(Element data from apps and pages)

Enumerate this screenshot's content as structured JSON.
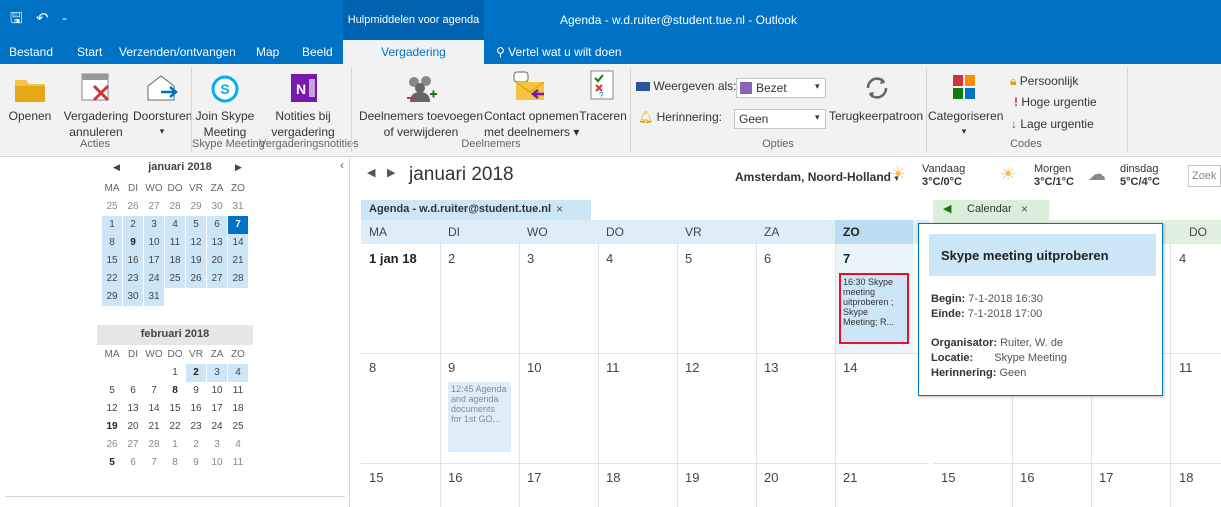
{
  "window": {
    "title": "Agenda - w.d.ruiter@student.tue.nl  -  Outlook",
    "contextual_tab_group": "Hulpmiddelen voor agenda"
  },
  "tabs": [
    "Bestand",
    "Start",
    "Verzenden/ontvangen",
    "Map",
    "Beeld",
    "Vergadering"
  ],
  "tell_me": "Vertel wat u wilt doen",
  "ribbon": {
    "acties": {
      "label": "Acties",
      "open": "Openen",
      "cancel_1": "Vergadering",
      "cancel_2": "annuleren",
      "forward": "Doorsturen"
    },
    "skype": {
      "label": "Skype Meeting",
      "join_1": "Join Skype",
      "join_2": "Meeting"
    },
    "notes": {
      "label": "Vergaderingsnotities",
      "n1": "Notities bij",
      "n2": "vergadering"
    },
    "attendees": {
      "label": "Deelnemers",
      "add_1": "Deelnemers toevoegen",
      "add_2": "of verwijderen",
      "contact_1": "Contact opnemen",
      "contact_2": "met deelnemers",
      "track": "Traceren"
    },
    "options": {
      "label": "Opties",
      "show_as_label": "Weergeven als:",
      "show_as_value": "Bezet",
      "reminder_label": "Herinnering:",
      "reminder_value": "Geen",
      "recurrence": "Terugkeerpatroon"
    },
    "tags": {
      "label": "Codes",
      "categorize": "Categoriseren",
      "private": "Persoonlijk",
      "high": "Hoge urgentie",
      "low": "Lage urgentie"
    }
  },
  "mini_calendar": {
    "month1": "januari 2018",
    "month2": "februari 2018",
    "weekdays": [
      "MA",
      "DI",
      "WO",
      "DO",
      "VR",
      "ZA",
      "ZO"
    ],
    "jan_weeks": [
      [
        "25",
        "26",
        "27",
        "28",
        "29",
        "30",
        "31"
      ],
      [
        "1",
        "2",
        "3",
        "4",
        "5",
        "6",
        "7"
      ],
      [
        "8",
        "9",
        "10",
        "11",
        "12",
        "13",
        "14"
      ],
      [
        "15",
        "16",
        "17",
        "18",
        "19",
        "20",
        "21"
      ],
      [
        "22",
        "23",
        "24",
        "25",
        "26",
        "27",
        "28"
      ],
      [
        "29",
        "30",
        "31",
        "",
        "",
        "",
        ""
      ]
    ],
    "feb_weeks": [
      [
        "",
        "",
        "",
        "1",
        "2",
        "3",
        "4"
      ],
      [
        "5",
        "6",
        "7",
        "8",
        "9",
        "10",
        "11"
      ],
      [
        "12",
        "13",
        "14",
        "15",
        "16",
        "17",
        "18"
      ],
      [
        "19",
        "20",
        "21",
        "22",
        "23",
        "24",
        "25"
      ],
      [
        "26",
        "27",
        "28",
        "1",
        "2",
        "3",
        "4"
      ],
      [
        "5",
        "6",
        "7",
        "8",
        "9",
        "10",
        "11"
      ]
    ]
  },
  "main": {
    "month_title": "januari 2018",
    "location": "Amsterdam, Noord-Holland",
    "weather": [
      {
        "day": "Vandaag",
        "temp": "3°C/0°C",
        "icon": "sun-icon"
      },
      {
        "day": "Morgen",
        "temp": "3°C/1°C",
        "icon": "sun-icon"
      },
      {
        "day": "dinsdag",
        "temp": "5°C/4°C",
        "icon": "cloud-icon"
      }
    ],
    "search_placeholder": "Zoek",
    "tab1": "Agenda - w.d.ruiter@student.tue.nl",
    "tab2": "Calendar",
    "day_headers": [
      "MA",
      "DI",
      "WO",
      "DO",
      "VR",
      "ZA",
      "ZO"
    ],
    "rows": [
      [
        "1 jan 18",
        "2",
        "3",
        "4",
        "5",
        "6",
        "7"
      ],
      [
        "8",
        "9",
        "10",
        "11",
        "12",
        "13",
        "14"
      ],
      [
        "15",
        "16",
        "17",
        "18",
        "19",
        "20",
        "21"
      ]
    ],
    "second_calendar": {
      "day_header": "DO",
      "row_dates": [
        "4",
        "11",
        "18"
      ],
      "row3": [
        "15",
        "16",
        "17"
      ]
    },
    "appointment_selected": "16:30 Skype meeting uitproberen ; Skype Meeting; R...",
    "appointment_other": "12:45 Agenda and agenda documents for 1st GO..."
  },
  "peek": {
    "title": "Skype meeting uitproberen",
    "begin_label": "Begin:",
    "begin": "7-1-2018  16:30",
    "end_label": "Einde:",
    "end": "7-1-2018  17:00",
    "organizer_label": "Organisator:",
    "organizer": "Ruiter, W. de",
    "location_label": "Locatie:",
    "location": "Skype Meeting",
    "reminder_label": "Herinnering:",
    "reminder": "Geen"
  },
  "colors": {
    "brand": "#0072c6",
    "selected_day": "#0072c6",
    "appt_border": "#e81123",
    "peek_title_bg": "#cde6f7"
  }
}
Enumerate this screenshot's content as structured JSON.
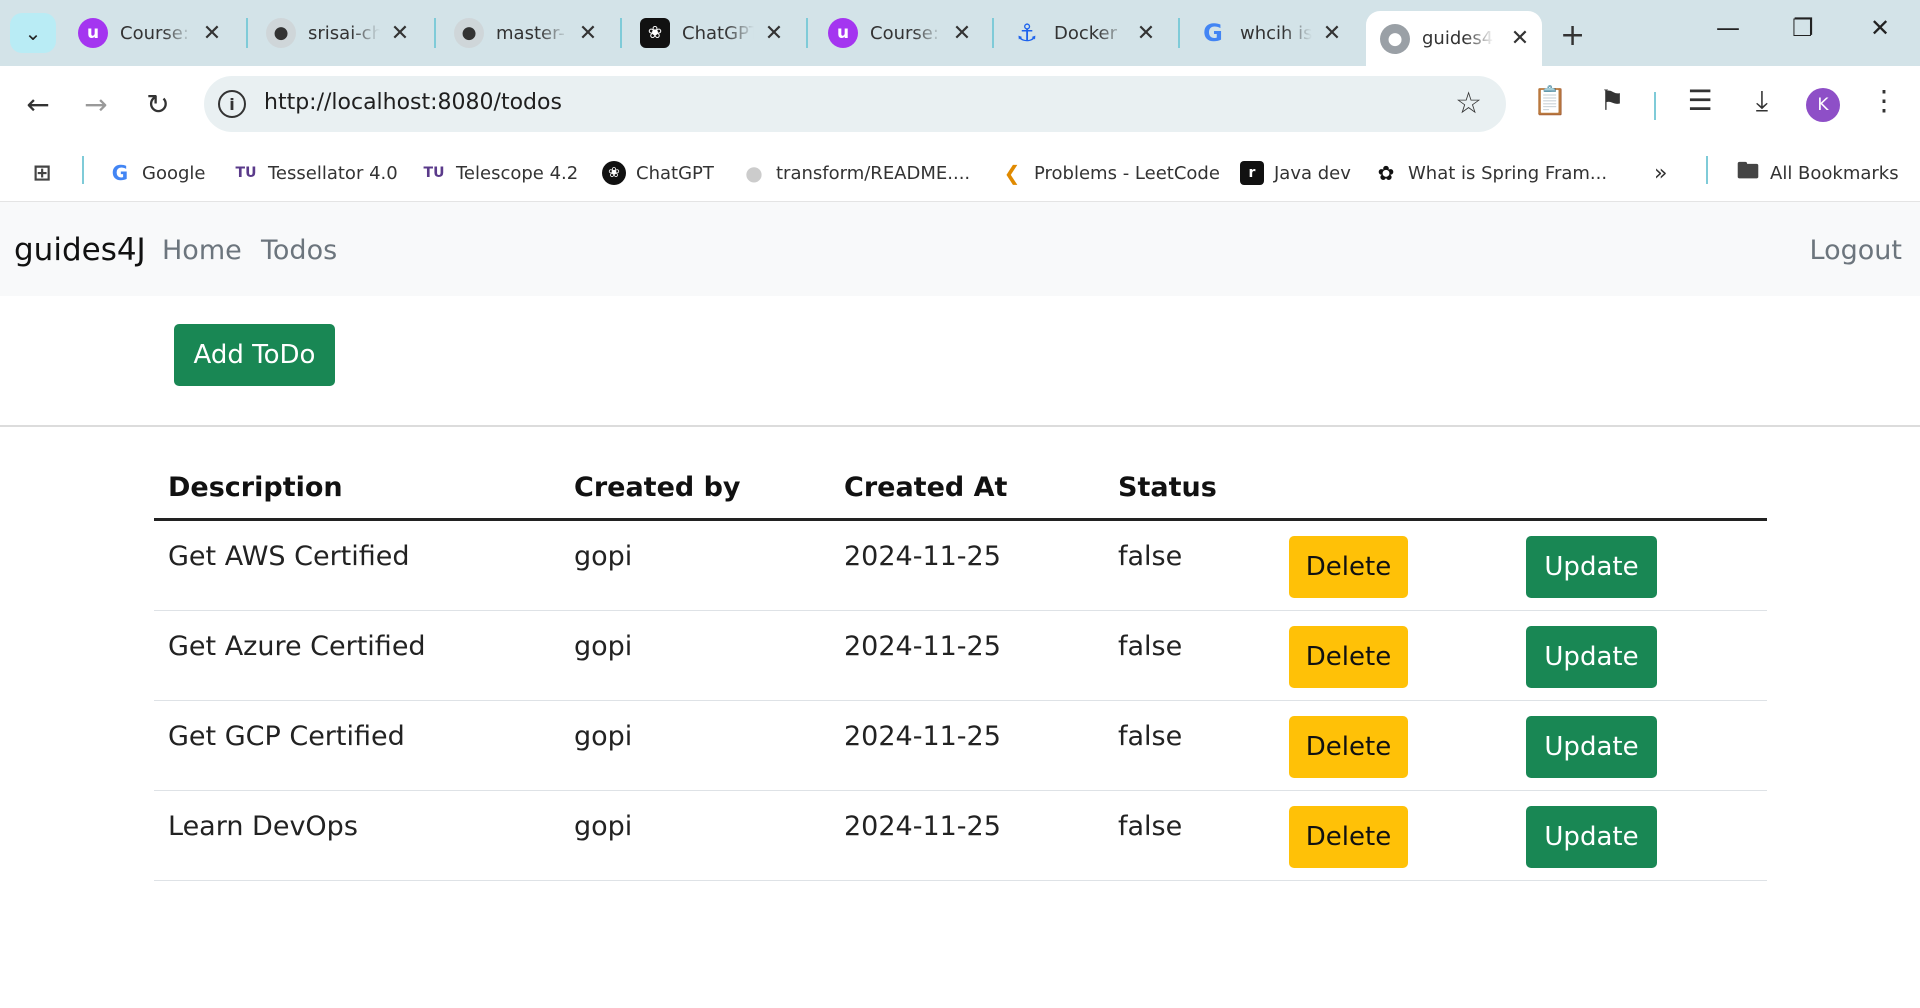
{
  "browser": {
    "tabs": [
      {
        "title": "Course:",
        "icon": "udemy-icon",
        "color": "#a435f0"
      },
      {
        "title": "srisai-ch",
        "icon": "github-icon",
        "color": "#333333"
      },
      {
        "title": "master-",
        "icon": "github-icon",
        "color": "#333333"
      },
      {
        "title": "ChatGPT",
        "icon": "chatgpt-icon",
        "color": "#000000"
      },
      {
        "title": "Course:",
        "icon": "udemy-icon",
        "color": "#a435f0"
      },
      {
        "title": "Docker",
        "icon": "docker-icon",
        "color": "#1d63ed"
      },
      {
        "title": "whcih is",
        "icon": "google-icon",
        "color": "#4285f4"
      },
      {
        "title": "guides4",
        "icon": "globe-icon",
        "color": "#666666",
        "active": true
      }
    ],
    "url": "http://localhost:8080/todos",
    "bookmarks": [
      {
        "label": "Google",
        "icon": "google-icon"
      },
      {
        "label": "Tessellator 4.0",
        "icon": "tu-icon"
      },
      {
        "label": "Telescope 4.2",
        "icon": "tu-icon"
      },
      {
        "label": "ChatGPT",
        "icon": "chatgpt-icon"
      },
      {
        "label": "transform/README....",
        "icon": "github-icon"
      },
      {
        "label": "Problems - LeetCode",
        "icon": "leetcode-icon"
      },
      {
        "label": "Java dev",
        "icon": "java-dev-icon"
      },
      {
        "label": "What is Spring Fram...",
        "icon": "spring-icon"
      }
    ],
    "all_bookmarks": "All Bookmarks",
    "profile_initial": "K"
  },
  "app": {
    "brand": "guides4J",
    "nav": {
      "home": "Home",
      "todos": "Todos",
      "logout": "Logout"
    },
    "add_button": "Add ToDo",
    "columns": [
      "Description",
      "Created by",
      "Created At",
      "Status"
    ],
    "todos": [
      {
        "description": "Get AWS Certified",
        "created_by": "gopi",
        "created_at": "2024-11-25",
        "status": "false"
      },
      {
        "description": "Get Azure Certified",
        "created_by": "gopi",
        "created_at": "2024-11-25",
        "status": "false"
      },
      {
        "description": "Get GCP Certified",
        "created_by": "gopi",
        "created_at": "2024-11-25",
        "status": "false"
      },
      {
        "description": "Learn DevOps",
        "created_by": "gopi",
        "created_at": "2024-11-25",
        "status": "false"
      }
    ],
    "delete_label": "Delete",
    "update_label": "Update",
    "colors": {
      "success": "#198754",
      "warning": "#ffc107",
      "navbar_bg": "#f8f9fa"
    }
  }
}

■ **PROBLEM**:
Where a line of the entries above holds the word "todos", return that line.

■ **RESPONSE TO THE EXERCISE**:
    "url": "http://localhost:8080/todos",
      "todos": "Todos",
    "todos": [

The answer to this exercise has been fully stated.